Protective orders in Texas are filed in civil courts. An individual does not have a constitutional right to a court appointed attorney unless they are facing criminal charges. Yet any testimony given by a person in a civil court may be used against them in a criminal proceeding. Many times, people who have a protective order filed against them have not been charged with, much less convicted, of a crime. Because the testimony in a protective order hearing could be used against the accused person in a future criminal proceeding, it is paramount that one weigh the pros and cons of testifying.
It is also important to understand that civil cases and criminal cases carry different burdens of proof. In a criminal case the state must prove its case beyond a reasonable doubt. In a civil case the petitioner must meet the burden of proof by a preponderance of the evidence. The civil burden of proof is significantly lower. This means that the individual fighting the protective order is going to need to put on a strong case in order to overcome this lowered burden of proof. This can be a daunting task without the assistance of an attorney.
The best way for a person fighting an application for a protective order to protect their rights is to have an attorney representing them. Unfortunately, not everyone can afford an attorney. As mentioned above, in civil proceedings a person does not have a constitutional right to a court appointed attorney. In contrast, a person applying for a protective order often can obtain free legal representation. How does someone who can’t afford an attorney simultaneously fight an application for a protective order and protect themselves from self-incrimination? Do they testify and risk self-incrimination in an attempt to defeat the application for a protective order? Do they not testify and risk having a protective order filed against them and ending up in the new public database? These are not easy questions to answer.

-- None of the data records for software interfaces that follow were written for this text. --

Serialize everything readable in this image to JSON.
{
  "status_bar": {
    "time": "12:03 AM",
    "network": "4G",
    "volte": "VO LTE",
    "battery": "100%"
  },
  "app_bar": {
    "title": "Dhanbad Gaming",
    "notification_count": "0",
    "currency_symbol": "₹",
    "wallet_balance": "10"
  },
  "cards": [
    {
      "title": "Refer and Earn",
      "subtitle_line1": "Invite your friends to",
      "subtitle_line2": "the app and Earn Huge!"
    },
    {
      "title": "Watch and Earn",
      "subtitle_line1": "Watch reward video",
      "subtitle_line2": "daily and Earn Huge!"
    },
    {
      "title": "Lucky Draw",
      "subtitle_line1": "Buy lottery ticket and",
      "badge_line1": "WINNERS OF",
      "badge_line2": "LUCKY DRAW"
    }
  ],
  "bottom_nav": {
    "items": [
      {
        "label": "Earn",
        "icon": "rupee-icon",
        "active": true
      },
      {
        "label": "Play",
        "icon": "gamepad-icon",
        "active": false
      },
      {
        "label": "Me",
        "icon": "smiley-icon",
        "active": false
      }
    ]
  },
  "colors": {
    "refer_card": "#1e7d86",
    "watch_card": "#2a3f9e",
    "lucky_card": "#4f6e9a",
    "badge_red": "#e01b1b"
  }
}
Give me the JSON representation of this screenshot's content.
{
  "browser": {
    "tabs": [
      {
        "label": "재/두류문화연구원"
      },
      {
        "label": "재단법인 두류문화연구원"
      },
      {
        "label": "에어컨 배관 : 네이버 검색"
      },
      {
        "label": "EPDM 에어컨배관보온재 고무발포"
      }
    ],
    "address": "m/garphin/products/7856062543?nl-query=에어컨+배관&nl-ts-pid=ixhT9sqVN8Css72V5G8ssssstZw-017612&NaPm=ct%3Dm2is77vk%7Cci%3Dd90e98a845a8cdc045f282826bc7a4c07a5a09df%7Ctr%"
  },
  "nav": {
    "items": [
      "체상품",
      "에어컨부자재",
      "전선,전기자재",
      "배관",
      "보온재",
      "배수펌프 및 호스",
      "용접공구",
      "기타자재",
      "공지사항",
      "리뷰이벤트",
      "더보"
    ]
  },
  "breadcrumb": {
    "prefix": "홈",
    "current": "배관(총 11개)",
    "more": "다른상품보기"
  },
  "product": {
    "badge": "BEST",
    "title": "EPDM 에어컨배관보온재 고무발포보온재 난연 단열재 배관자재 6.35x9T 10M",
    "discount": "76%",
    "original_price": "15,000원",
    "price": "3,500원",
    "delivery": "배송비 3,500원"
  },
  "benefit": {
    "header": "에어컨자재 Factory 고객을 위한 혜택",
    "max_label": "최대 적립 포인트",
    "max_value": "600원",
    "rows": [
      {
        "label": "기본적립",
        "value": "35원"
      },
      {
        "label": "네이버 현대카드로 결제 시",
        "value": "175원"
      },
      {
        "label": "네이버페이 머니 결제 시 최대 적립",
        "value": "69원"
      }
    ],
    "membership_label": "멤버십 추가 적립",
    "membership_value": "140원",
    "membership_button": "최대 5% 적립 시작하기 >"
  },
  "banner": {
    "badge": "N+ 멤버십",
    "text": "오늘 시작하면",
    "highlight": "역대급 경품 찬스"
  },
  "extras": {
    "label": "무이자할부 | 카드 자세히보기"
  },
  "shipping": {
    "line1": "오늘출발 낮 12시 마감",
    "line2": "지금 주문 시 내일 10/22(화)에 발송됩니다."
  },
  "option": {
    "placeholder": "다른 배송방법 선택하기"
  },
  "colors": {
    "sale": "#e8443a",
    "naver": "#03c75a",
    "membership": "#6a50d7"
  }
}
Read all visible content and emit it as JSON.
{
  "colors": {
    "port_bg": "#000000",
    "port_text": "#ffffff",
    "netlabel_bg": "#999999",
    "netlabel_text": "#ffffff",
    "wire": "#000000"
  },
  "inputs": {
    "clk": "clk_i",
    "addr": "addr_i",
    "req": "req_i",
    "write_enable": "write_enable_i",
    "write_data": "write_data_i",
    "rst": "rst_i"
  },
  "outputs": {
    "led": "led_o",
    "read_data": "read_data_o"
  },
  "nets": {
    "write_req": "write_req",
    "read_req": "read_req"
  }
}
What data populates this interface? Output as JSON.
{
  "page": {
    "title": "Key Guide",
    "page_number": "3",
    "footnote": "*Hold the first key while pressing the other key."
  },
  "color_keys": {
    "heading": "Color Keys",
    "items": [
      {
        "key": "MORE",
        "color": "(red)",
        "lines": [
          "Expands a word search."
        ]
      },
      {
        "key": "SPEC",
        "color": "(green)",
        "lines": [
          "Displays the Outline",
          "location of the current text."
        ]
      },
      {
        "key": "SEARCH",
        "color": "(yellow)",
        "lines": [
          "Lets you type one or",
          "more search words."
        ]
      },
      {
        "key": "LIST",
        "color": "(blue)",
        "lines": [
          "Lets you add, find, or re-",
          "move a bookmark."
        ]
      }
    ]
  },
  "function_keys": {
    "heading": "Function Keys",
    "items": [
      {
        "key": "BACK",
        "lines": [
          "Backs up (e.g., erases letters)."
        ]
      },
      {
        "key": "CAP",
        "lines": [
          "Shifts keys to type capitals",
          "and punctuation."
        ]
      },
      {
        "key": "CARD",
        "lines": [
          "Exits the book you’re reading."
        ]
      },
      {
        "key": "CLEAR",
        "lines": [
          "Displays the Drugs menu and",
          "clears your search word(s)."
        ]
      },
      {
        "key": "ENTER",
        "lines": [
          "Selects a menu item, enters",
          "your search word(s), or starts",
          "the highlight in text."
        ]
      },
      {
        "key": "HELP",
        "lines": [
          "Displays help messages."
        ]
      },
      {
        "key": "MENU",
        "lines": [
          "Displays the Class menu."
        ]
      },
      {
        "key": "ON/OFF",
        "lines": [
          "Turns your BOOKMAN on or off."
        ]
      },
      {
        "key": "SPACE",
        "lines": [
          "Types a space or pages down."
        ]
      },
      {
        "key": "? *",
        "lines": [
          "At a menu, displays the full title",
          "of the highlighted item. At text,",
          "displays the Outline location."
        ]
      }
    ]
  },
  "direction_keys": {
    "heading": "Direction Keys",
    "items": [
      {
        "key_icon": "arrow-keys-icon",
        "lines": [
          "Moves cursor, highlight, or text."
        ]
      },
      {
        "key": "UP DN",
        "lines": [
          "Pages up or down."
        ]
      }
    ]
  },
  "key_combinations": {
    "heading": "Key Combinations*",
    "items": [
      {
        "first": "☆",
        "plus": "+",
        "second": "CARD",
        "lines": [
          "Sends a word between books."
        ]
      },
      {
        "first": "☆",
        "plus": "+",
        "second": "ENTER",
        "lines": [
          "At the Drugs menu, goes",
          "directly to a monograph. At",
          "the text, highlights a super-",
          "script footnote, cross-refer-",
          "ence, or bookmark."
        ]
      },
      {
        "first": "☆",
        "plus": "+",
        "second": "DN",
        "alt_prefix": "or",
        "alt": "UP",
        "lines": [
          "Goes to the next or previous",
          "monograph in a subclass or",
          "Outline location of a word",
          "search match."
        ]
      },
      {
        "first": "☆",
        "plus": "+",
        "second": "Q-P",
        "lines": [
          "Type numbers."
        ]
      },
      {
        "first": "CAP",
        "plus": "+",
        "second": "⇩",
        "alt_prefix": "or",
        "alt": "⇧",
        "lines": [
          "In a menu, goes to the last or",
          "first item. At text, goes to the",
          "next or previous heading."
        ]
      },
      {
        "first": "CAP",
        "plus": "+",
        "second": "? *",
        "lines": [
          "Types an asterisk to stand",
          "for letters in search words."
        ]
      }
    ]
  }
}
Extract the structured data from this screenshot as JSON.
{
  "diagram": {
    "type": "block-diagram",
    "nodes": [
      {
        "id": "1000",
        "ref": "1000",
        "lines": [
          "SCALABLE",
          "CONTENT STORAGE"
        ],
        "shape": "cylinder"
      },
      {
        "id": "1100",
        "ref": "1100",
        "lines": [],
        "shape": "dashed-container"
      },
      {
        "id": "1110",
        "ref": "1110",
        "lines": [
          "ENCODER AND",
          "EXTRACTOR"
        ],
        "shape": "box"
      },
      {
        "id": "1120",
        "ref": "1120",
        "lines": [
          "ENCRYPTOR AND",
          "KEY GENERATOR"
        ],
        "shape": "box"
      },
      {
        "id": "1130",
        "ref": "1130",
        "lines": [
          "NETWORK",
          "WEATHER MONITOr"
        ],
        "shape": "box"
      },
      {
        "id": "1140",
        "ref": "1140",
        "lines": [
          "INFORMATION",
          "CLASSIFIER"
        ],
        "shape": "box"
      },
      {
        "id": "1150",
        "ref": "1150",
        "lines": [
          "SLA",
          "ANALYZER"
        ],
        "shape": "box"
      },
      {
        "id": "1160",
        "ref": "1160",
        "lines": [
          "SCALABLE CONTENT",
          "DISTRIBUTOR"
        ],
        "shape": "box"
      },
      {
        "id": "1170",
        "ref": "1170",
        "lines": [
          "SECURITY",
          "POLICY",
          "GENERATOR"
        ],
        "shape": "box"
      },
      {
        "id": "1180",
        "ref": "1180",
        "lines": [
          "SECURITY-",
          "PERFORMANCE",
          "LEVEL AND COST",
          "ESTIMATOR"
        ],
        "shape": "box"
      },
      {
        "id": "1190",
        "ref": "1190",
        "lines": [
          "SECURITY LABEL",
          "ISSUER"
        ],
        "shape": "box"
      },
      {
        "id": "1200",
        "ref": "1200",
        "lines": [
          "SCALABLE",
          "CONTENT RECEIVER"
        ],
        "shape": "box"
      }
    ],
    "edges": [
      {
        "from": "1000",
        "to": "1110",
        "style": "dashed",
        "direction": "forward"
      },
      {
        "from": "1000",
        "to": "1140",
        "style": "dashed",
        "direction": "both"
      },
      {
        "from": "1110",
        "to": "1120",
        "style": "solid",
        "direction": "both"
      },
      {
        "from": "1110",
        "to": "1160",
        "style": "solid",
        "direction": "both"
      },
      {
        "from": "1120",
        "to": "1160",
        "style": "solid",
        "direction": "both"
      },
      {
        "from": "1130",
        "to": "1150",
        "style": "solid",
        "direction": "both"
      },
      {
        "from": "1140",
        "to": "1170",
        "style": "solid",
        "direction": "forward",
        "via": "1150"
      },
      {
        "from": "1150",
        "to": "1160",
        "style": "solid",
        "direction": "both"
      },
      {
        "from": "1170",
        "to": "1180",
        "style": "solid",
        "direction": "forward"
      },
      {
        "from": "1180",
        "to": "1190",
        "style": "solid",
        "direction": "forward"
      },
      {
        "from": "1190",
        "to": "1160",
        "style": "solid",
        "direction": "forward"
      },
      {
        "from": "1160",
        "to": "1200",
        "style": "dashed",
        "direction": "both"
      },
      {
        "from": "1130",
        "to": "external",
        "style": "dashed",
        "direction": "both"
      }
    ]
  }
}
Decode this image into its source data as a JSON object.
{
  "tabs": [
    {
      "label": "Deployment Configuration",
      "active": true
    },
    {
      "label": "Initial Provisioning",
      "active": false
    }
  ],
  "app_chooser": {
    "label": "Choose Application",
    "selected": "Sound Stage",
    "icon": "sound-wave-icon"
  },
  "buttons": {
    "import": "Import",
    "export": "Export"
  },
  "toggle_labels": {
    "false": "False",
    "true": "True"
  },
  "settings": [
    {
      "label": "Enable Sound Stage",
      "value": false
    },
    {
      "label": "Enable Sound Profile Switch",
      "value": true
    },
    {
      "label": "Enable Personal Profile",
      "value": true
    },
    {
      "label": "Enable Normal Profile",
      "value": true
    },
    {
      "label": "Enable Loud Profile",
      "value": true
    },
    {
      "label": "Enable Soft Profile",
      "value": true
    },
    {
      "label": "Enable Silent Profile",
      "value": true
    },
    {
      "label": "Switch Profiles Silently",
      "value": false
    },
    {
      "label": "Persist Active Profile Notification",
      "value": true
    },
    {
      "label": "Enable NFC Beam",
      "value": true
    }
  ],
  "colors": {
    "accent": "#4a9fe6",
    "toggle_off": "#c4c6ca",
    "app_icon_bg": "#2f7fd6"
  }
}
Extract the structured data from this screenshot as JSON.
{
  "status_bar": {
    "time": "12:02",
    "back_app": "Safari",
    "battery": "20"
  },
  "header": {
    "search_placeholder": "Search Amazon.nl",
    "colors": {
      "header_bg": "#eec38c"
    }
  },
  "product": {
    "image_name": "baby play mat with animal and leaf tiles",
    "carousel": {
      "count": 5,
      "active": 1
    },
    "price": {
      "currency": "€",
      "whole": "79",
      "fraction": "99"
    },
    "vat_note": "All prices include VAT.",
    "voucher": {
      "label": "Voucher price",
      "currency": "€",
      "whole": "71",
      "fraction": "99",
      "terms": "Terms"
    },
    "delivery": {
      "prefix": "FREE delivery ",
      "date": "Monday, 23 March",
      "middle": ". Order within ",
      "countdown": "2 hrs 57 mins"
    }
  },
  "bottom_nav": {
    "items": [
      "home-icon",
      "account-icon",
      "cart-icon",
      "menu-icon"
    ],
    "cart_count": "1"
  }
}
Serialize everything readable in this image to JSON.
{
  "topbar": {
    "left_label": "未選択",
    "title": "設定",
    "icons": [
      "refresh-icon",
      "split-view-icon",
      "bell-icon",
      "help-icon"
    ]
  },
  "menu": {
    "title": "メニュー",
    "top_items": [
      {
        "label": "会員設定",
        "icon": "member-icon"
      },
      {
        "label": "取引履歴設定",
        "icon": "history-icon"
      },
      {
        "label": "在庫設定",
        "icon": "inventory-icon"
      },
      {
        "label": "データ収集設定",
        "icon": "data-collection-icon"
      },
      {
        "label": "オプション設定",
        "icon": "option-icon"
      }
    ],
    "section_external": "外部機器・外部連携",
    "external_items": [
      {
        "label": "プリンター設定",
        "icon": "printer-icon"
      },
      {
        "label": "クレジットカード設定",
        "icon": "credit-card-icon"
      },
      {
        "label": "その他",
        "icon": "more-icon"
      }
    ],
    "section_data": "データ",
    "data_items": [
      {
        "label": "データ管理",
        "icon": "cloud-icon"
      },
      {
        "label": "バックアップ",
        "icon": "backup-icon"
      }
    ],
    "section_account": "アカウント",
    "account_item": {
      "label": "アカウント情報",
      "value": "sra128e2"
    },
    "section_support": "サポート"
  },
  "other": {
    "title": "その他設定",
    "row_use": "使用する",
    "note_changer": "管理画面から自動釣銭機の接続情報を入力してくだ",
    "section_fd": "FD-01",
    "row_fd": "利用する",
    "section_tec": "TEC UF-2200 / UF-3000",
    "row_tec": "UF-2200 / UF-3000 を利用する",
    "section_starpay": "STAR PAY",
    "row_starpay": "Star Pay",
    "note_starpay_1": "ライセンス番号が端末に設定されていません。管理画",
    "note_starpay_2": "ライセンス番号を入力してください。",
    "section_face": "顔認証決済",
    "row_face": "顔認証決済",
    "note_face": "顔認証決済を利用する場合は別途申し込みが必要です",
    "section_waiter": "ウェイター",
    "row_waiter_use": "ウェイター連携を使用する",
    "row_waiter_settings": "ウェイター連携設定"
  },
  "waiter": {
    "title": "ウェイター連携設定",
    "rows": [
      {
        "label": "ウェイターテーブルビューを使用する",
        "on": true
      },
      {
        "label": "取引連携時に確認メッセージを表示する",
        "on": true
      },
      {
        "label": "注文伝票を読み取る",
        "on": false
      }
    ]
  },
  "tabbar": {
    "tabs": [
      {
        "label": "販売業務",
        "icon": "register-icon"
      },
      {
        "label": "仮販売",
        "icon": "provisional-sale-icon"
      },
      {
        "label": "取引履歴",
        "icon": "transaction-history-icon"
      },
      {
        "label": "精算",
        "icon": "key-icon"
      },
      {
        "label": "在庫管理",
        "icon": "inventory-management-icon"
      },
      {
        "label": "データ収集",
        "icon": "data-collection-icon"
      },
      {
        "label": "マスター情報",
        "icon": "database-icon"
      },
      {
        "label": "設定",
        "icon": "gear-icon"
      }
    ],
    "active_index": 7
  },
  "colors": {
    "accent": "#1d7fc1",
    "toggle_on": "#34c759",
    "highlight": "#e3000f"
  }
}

Ultimately a person fighting an application for a protective order is forced to choose between fighting the protective order, knowing if the protective order is issued they face public ostracization in the new database, or providing possibly incriminating testimony that can be used against them in current or future criminal charges. Ultimately, this law forces us to ask, to what extent does this law erode our 5th Amendment constitutional rights?